======== RECORDED INFORMATION

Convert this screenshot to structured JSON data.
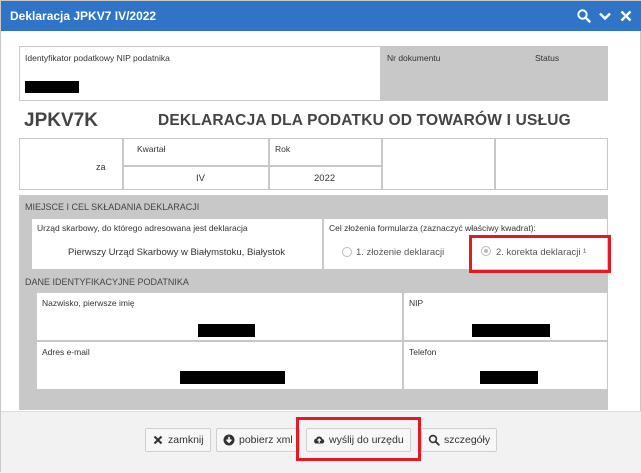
{
  "dialog": {
    "title": "Deklaracja JPKV7 IV/2022",
    "icons": [
      "search-icon",
      "chevron-down-icon",
      "close-icon"
    ]
  },
  "form": {
    "nip_label": "Identyfikator podatkowy NIP podatnika",
    "doc_number_label": "Nr dokumentu",
    "status_label": "Status",
    "code": "JPKV7K",
    "heading": "DEKLARACJA DLA PODATKU OD TOWARÓW I USŁUG",
    "za_label": "za",
    "quarter_label": "Kwartał",
    "quarter_value": "IV",
    "year_label": "Rok",
    "year_value": "2022",
    "section_place": "MIEJSCE I CEL SKŁADANIA DEKLARACJI",
    "office_label": "Urząd skarbowy, do którego adresowana jest deklaracja",
    "office_value": "Pierwszy Urząd Skarbowy w Białymstoku, Białystok",
    "purpose_label": "Cel złożenia formularza (zaznaczyć właściwy kwadrat):",
    "purpose_options": [
      "1. złożenie deklaracji",
      "2. korekta deklaracji ¹"
    ],
    "purpose_selected": "2. korekta deklaracji ¹",
    "section_identity": "DANE IDENTYFIKACYJNE PODATNIKA",
    "name_label": "Nazwisko, pierwsze imię",
    "nip2_label": "NIP",
    "email_label": "Adres e-mail",
    "phone_label": "Telefon"
  },
  "footer": {
    "close_label": "zamknij",
    "download_label": "pobierz xml",
    "send_label": "wyślij do urzędu",
    "details_label": "szczegóły"
  },
  "colors": {
    "titlebar": "#2f74c6",
    "highlight": "#e01b24",
    "section_gray": "#c8c8c8"
  }
}
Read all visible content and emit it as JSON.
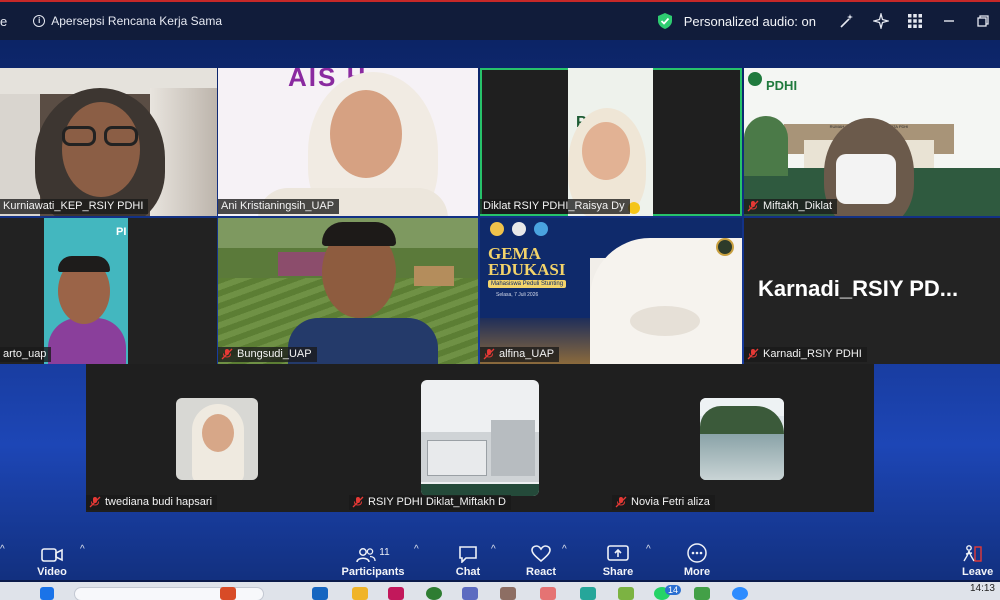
{
  "window": {
    "title_fragment": "e",
    "meeting_topic": "Apersepsi Rencana Kerja Sama",
    "audio_status": "Personalized audio: on"
  },
  "gallery": {
    "tiles": [
      {
        "name": "Kurniawati_KEP_RSIY PDHI",
        "muted": false
      },
      {
        "name": "Ani Kristianingsih_UAP",
        "muted": false
      },
      {
        "name": "Diklat RSIY PDHI_Raisya Dy",
        "muted": false,
        "active": true
      },
      {
        "name": "Miftakh_Diklat",
        "muted": true
      },
      {
        "name": "arto_uap",
        "muted": false
      },
      {
        "name": "Bungsudi_UAP",
        "muted": true
      },
      {
        "name": "alfina_UAP",
        "muted": true
      },
      {
        "name": "Karnadi_RSIY PDHI",
        "muted": true
      }
    ],
    "camera_off_banner": "Karnadi_RSIY  PD...",
    "background_texts": {
      "ani_banner": "AIS   H",
      "gema_title_1": "GEMA",
      "gema_title_2": "EDUKASI",
      "gema_subtitle": "Mahasiswa Peduli Stunting",
      "gema_date": "Selasa, 7 Juli 2026",
      "miftakh_logo": "PDHI",
      "miftakh_building": "RUMAH SAKIT ISLAM YOGYAKARTA PDHI",
      "arto_corner": "PI",
      "raisya_banner": "PDHI"
    }
  },
  "gallery2": {
    "tiles": [
      {
        "name": "twediana budi hapsari",
        "muted": true
      },
      {
        "name": "RSIY PDHI Diklat_Miftakh D",
        "muted": true
      },
      {
        "name": "Novia Fetri aliza",
        "muted": true
      }
    ]
  },
  "toolbar": {
    "video": "Video",
    "participants": "Participants",
    "participants_count": "11",
    "chat": "Chat",
    "react": "React",
    "share": "Share",
    "more": "More",
    "leave": "Leave"
  },
  "taskbar": {
    "clock": "14:13",
    "badge": "14"
  },
  "colors": {
    "stage_top": "#0c2466",
    "stage_bottom": "#1d46b6",
    "active_speaker": "#27c26a",
    "mute_red": "#e53935",
    "toolbar_bg": "#1d46b6"
  }
}
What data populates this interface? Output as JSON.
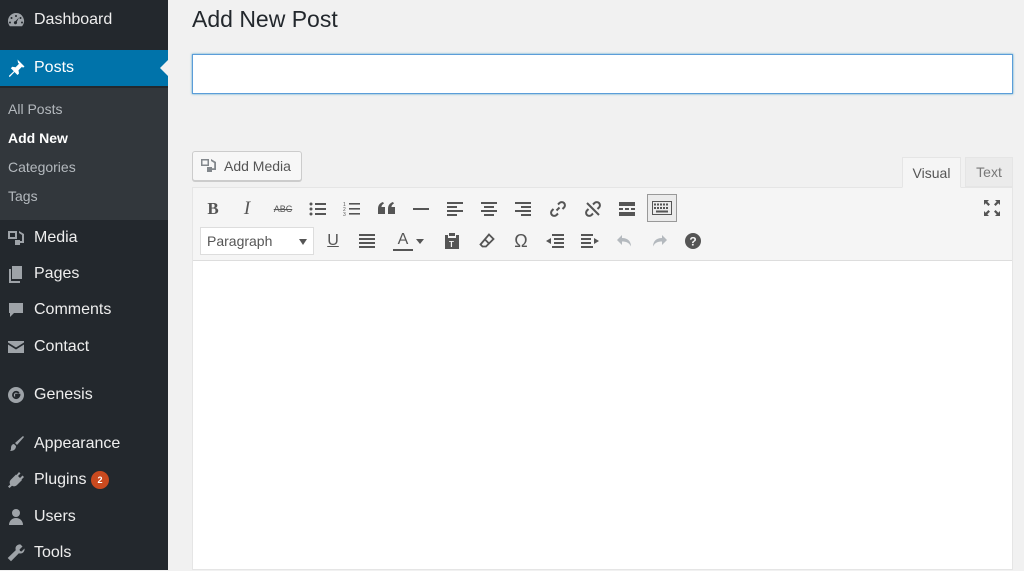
{
  "sidebar": {
    "items": [
      {
        "label": "Dashboard",
        "icon": "dashboard-icon"
      },
      {
        "label": "Posts",
        "icon": "pushpin-icon",
        "active": true
      },
      {
        "label": "Media",
        "icon": "media-icon"
      },
      {
        "label": "Pages",
        "icon": "pages-icon"
      },
      {
        "label": "Comments",
        "icon": "comments-icon"
      },
      {
        "label": "Contact",
        "icon": "envelope-icon"
      },
      {
        "label": "Genesis",
        "icon": "genesis-icon"
      },
      {
        "label": "Appearance",
        "icon": "brush-icon"
      },
      {
        "label": "Plugins",
        "icon": "plug-icon",
        "badge": "2"
      },
      {
        "label": "Users",
        "icon": "user-icon"
      },
      {
        "label": "Tools",
        "icon": "wrench-icon"
      }
    ],
    "submenu": [
      {
        "label": "All Posts"
      },
      {
        "label": "Add New",
        "current": true
      },
      {
        "label": "Categories"
      },
      {
        "label": "Tags"
      }
    ]
  },
  "main": {
    "page_title": "Add New Post",
    "title_input": {
      "value": "",
      "placeholder": ""
    },
    "add_media_label": "Add Media",
    "tabs": {
      "visual": "Visual",
      "text": "Text",
      "active": "Visual"
    },
    "toolbar": {
      "format_select": "Paragraph",
      "bold_label": "B",
      "italic_label": "I",
      "strike_label": "ABC",
      "underline_label": "U",
      "text_color_label": "A",
      "special_char_label": "Ω"
    }
  },
  "colors": {
    "sidebar_bg": "#23282d",
    "submenu_bg": "#32373c",
    "active_bg": "#0073aa",
    "badge_bg": "#ca4a1f",
    "page_bg": "#f1f1f1",
    "focus_border": "#5b9dd9"
  }
}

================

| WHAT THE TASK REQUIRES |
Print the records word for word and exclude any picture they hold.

| RESPONSE TO THE EXERCISE |
Convert this screenshot to structured JSON data.
{
  "dialog": {
    "title": "Deklaracja JPKV7 IV/2022",
    "icons": [
      "search-icon",
      "chevron-down-icon",
      "close-icon"
    ]
  },
  "form": {
    "nip_label": "Identyfikator podatkowy NIP podatnika",
    "doc_number_label": "Nr dokumentu",
    "status_label": "Status",
    "code": "JPKV7K",
    "heading": "DEKLARACJA DLA PODATKU OD TOWARÓW I USŁUG",
    "za_label": "za",
    "quarter_label": "Kwartał",
    "quarter_value": "IV",
    "year_label": "Rok",
    "year_value": "2022",
    "section_place": "MIEJSCE I CEL SKŁADANIA DEKLARACJI",
    "office_label": "Urząd skarbowy, do którego adresowana jest deklaracja",
    "office_value": "Pierwszy Urząd Skarbowy w Białymstoku, Białystok",
    "purpose_label": "Cel złożenia formularza (zaznaczyć właściwy kwadrat):",
    "purpose_options": [
      "1. złożenie deklaracji",
      "2. korekta deklaracji ¹"
    ],
    "purpose_selected": "2. korekta deklaracji ¹",
    "section_identity": "DANE IDENTYFIKACYJNE PODATNIKA",
    "name_label": "Nazwisko, pierwsze imię",
    "nip2_label": "NIP",
    "email_label": "Adres e-mail",
    "phone_label": "Telefon"
  },
  "footer": {
    "close_label": "zamknij",
    "download_label": "pobierz xml",
    "send_label": "wyślij do urzędu",
    "details_label": "szczegóły"
  },
  "colors": {
    "titlebar": "#2f74c6",
    "highlight": "#e01b24",
    "section_gray": "#c8c8c8"
  }
}
Read all visible content and emit it as JSON.
{
  "window": {
    "title_fragment": "e",
    "meeting_topic": "Apersepsi Rencana Kerja Sama",
    "audio_status": "Personalized audio: on"
  },
  "gallery": {
    "tiles": [
      {
        "name": "Kurniawati_KEP_RSIY PDHI",
        "muted": false
      },
      {
        "name": "Ani Kristianingsih_UAP",
        "muted": false
      },
      {
        "name": "Diklat RSIY PDHI_Raisya Dy",
        "muted": false,
        "active": true
      },
      {
        "name": "Miftakh_Diklat",
        "muted": true
      },
      {
        "name": "arto_uap",
        "muted": false
      },
      {
        "name": "Bungsudi_UAP",
        "muted": true
      },
      {
        "name": "alfina_UAP",
        "muted": true
      },
      {
        "name": "Karnadi_RSIY PDHI",
        "muted": true
      }
    ],
    "camera_off_banner": "Karnadi_RSIY  PD...",
    "background_texts": {
      "ani_banner": "AIS   H",
      "gema_title_1": "GEMA",
      "gema_title_2": "EDUKASI",
      "gema_subtitle": "Mahasiswa Peduli Stunting",
      "gema_date": "Selasa, 7 Juli 2026",
      "miftakh_logo": "PDHI",
      "miftakh_building": "RUMAH SAKIT ISLAM YOGYAKARTA PDHI",
      "arto_corner": "PI",
      "raisya_banner": "PDHI"
    }
  },
  "gallery2": {
    "tiles": [
      {
        "name": "twediana budi hapsari",
        "muted": true
      },
      {
        "name": "RSIY PDHI Diklat_Miftakh D",
        "muted": true
      },
      {
        "name": "Novia Fetri aliza",
        "muted": true
      }
    ]
  },
  "toolbar": {
    "video": "Video",
    "participants": "Participants",
    "participants_count": "11",
    "chat": "Chat",
    "react": "React",
    "share": "Share",
    "more": "More",
    "leave": "Leave"
  },
  "taskbar": {
    "clock": "14:13",
    "badge": "14"
  },
  "colors": {
    "stage_top": "#0c2466",
    "stage_bottom": "#1d46b6",
    "active_speaker": "#27c26a",
    "mute_red": "#e53935",
    "toolbar_bg": "#1d46b6"
  }
}
What data populates this interface? Output as JSON.
{
  "sidebar": {
    "items": [
      {
        "label": "Dashboard",
        "icon": "dashboard-icon"
      },
      {
        "label": "Posts",
        "icon": "pushpin-icon",
        "active": true
      },
      {
        "label": "Media",
        "icon": "media-icon"
      },
      {
        "label": "Pages",
        "icon": "pages-icon"
      },
      {
        "label": "Comments",
        "icon": "comments-icon"
      },
      {
        "label": "Contact",
        "icon": "envelope-icon"
      },
      {
        "label": "Genesis",
        "icon": "genesis-icon"
      },
      {
        "label": "Appearance",
        "icon": "brush-icon"
      },
      {
        "label": "Plugins",
        "icon": "plug-icon",
        "badge": "2"
      },
      {
        "label": "Users",
        "icon": "user-icon"
      },
      {
        "label": "Tools",
        "icon": "wrench-icon"
      }
    ],
    "submenu": [
      {
        "label": "All Posts"
      },
      {
        "label": "Add New",
        "current": true
      },
      {
        "label": "Categories"
      },
      {
        "label": "Tags"
      }
    ]
  },
  "main": {
    "page_title": "Add New Post",
    "title_input": {
      "value": "",
      "placeholder": ""
    },
    "add_media_label": "Add Media",
    "tabs": {
      "visual": "Visual",
      "text": "Text",
      "active": "Visual"
    },
    "toolbar": {
      "format_select": "Paragraph",
      "bold_label": "B",
      "italic_label": "I",
      "strike_label": "ABC",
      "underline_label": "U",
      "text_color_label": "A",
      "special_char_label": "Ω"
    }
  },
  "colors": {
    "sidebar_bg": "#23282d",
    "submenu_bg": "#32373c",
    "active_bg": "#0073aa",
    "badge_bg": "#ca4a1f",
    "page_bg": "#f1f1f1",
    "focus_border": "#5b9dd9"
  }
}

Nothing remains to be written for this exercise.